The letters contained a lot of invaluable details about the day: the celebrations, the fabric of McAlary’s clothes, the colour of his clothes and shoes, and the fact that he had red hair (see main image above).
One of the first sequences in Australia in Colour shows a man roller-skating in Sydney’s Prince Alfred Park in September 1896. The footage is believed to be the oldest surviving moving image of Australia. A record of the running of the Melbourne Cup from later that year also exists and is included.
Both sequences were filmed under the patronage of Auguste and Louis Lumière, French siblings generally regarded as the world’s first filmmakers. Producer Jo-anne McGowan believes it is the first time permission has been granted to colourise Lumière material.
My favourite piece of footage is the very first one … the larrikin cigar-puffing roller- skating entertainer. Both of its day, yet somehow essentially timeless
Finding new details
The NFSA is accustomed to supplying ultra-high definition (UHD) material for film and television productions but rarely are those productions made entirely from archival footage or of the scale of Australia in Colour.
Craig Dingwall, Digital Film Preservation Colourist at the NFSA, scanned 230 of the 323 titles. Each title had to be scanned in its entirety, even though the filmmakers were only using a fraction.
‘We created ultra-high definition digital scans in 4K, which is twice the resolution of what you see in most cinemas now,’ said Craig. ‘We’ve been able to see so much more detail on street signs and car number plates, and we’ve been able to recognise faces and places.’

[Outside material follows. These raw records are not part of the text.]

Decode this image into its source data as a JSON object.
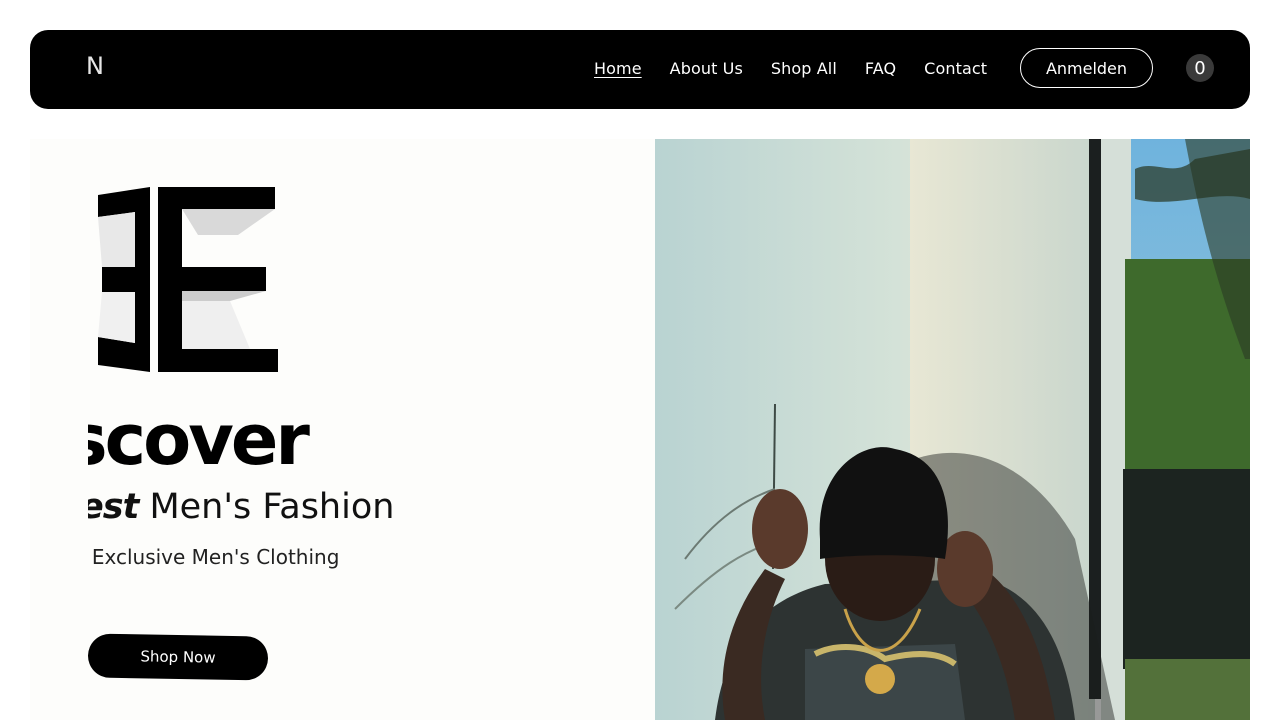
{
  "header": {
    "logo": "N",
    "nav": [
      "Home",
      "About Us",
      "Shop All",
      "FAQ",
      "Contact"
    ],
    "login_label": "Anmelden",
    "cart_count": "0"
  },
  "hero": {
    "headline": "scover",
    "subheadline_em": "est",
    "subheadline_rest": " Men's Fashion",
    "tagline": "' Exclusive Men's Clothing",
    "cta_label": "Shop Now"
  },
  "colors": {
    "header_bg": "#000000",
    "hero_bg": "#fdfdfb",
    "button_bg": "#000000"
  },
  "icons": [
    "cart-count-icon",
    "brand-e-logo"
  ]
}
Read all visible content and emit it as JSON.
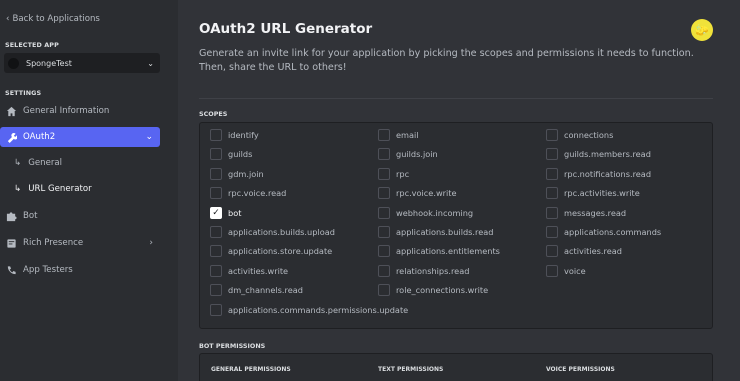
{
  "sidebar": {
    "back_label": "Back to Applications",
    "selected_app_heading": "SELECTED APP",
    "selected_app": "SpongeTest",
    "settings_heading": "SETTINGS",
    "items": [
      {
        "label": "General Information",
        "icon": "home-icon"
      },
      {
        "label": "OAuth2",
        "icon": "wrench-icon",
        "active": true
      },
      {
        "label": "General",
        "icon": "subitem-arrow-icon"
      },
      {
        "label": "URL Generator",
        "icon": "subitem-arrow-icon"
      },
      {
        "label": "Bot",
        "icon": "puzzle-icon"
      },
      {
        "label": "Rich Presence",
        "icon": "document-icon"
      },
      {
        "label": "App Testers",
        "icon": "phone-icon"
      }
    ]
  },
  "main": {
    "title": "OAuth2 URL Generator",
    "description": "Generate an invite link for your application by picking the scopes and permissions it needs to function. Then, share the URL to others!",
    "scopes_heading": "SCOPES",
    "bot_permissions_heading": "BOT PERMISSIONS",
    "permission_columns": [
      "GENERAL PERMISSIONS",
      "TEXT PERMISSIONS",
      "VOICE PERMISSIONS"
    ],
    "scopes": [
      [
        "identify",
        "email",
        "connections"
      ],
      [
        "guilds",
        "guilds.join",
        "guilds.members.read"
      ],
      [
        "gdm.join",
        "rpc",
        "rpc.notifications.read"
      ],
      [
        "rpc.voice.read",
        "rpc.voice.write",
        "rpc.activities.write"
      ],
      [
        "bot",
        "webhook.incoming",
        "messages.read"
      ],
      [
        "applications.builds.upload",
        "applications.builds.read",
        "applications.commands"
      ],
      [
        "applications.store.update",
        "applications.entitlements",
        "activities.read"
      ],
      [
        "activities.write",
        "relationships.read",
        "voice"
      ],
      [
        "dm_channels.read",
        "role_connections.write"
      ],
      [
        "applications.commands.permissions.update"
      ]
    ],
    "checked_scopes": [
      "bot"
    ]
  }
}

Newfound details about each title were added to the NFSA’s catalogue database throughout the process.
Before being scanned the material had to be retrieved from the vault, prepared, checked and cleaned. After being scanned it was graded to ensure the footage looked consistent. This might include lightening shadows or making adjustments because of different exposure levels between one piece of film and another.
Choosing the most suitable components, the ones that will result in the best quality scan, is a painstaking process that requires checking and comparing the condition of all sources available. The earliest generation copy is preferred but in many cases, image and sound were copied from separate items.
The NFSA also had to check and recheck copyright clearances. All the licensing and scanning work will benefit not only the NFSA but other filmmakers and content producers.
A special screening of Australia in Colour: Episode One on the big screen takes place at the NFSA’s Arc cinema in Canberra on Saturday 11 May at 1pm, followed by a discussion with producer Jo-Anne McGowan and from the NFSA: General Manager, Collections and Access, Meg Labrum, Craig Dingwall and Collection Reference Coordinator Simon Drake.
The four episodes of Australia in Colour premiere on SBS on Wednesdays at 8.30pm throughout March in 2019 and are also available on SBS on Demand.